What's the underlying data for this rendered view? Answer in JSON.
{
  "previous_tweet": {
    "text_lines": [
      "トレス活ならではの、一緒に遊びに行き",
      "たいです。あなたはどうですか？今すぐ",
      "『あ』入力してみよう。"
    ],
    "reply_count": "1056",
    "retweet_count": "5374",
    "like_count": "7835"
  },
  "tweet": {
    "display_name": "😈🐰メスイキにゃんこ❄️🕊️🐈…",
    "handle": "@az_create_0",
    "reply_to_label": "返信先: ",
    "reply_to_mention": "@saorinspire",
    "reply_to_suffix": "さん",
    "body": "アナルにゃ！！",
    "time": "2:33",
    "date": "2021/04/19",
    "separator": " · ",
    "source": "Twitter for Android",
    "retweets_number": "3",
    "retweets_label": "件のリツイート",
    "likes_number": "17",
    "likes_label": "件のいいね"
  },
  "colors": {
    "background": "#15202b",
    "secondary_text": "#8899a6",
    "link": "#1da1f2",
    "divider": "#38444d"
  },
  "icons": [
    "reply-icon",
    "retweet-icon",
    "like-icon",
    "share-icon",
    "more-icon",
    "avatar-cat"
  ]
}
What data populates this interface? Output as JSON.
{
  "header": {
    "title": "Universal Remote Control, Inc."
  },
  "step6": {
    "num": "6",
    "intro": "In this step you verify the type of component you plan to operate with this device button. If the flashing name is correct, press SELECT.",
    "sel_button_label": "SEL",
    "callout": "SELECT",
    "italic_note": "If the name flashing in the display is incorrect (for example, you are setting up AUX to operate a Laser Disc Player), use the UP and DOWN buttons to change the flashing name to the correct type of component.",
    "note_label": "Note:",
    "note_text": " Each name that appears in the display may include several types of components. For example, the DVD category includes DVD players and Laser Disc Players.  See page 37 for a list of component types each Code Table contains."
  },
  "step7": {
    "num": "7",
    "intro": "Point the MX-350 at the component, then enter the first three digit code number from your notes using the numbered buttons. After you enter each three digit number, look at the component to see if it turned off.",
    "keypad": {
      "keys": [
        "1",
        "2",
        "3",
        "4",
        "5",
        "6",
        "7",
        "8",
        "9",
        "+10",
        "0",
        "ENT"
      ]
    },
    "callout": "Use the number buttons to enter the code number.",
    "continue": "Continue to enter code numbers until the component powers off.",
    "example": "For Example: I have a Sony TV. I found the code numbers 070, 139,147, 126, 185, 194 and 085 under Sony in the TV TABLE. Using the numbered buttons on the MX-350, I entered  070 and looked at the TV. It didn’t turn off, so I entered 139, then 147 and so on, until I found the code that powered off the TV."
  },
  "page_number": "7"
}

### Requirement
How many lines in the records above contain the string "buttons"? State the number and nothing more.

### Answer area
4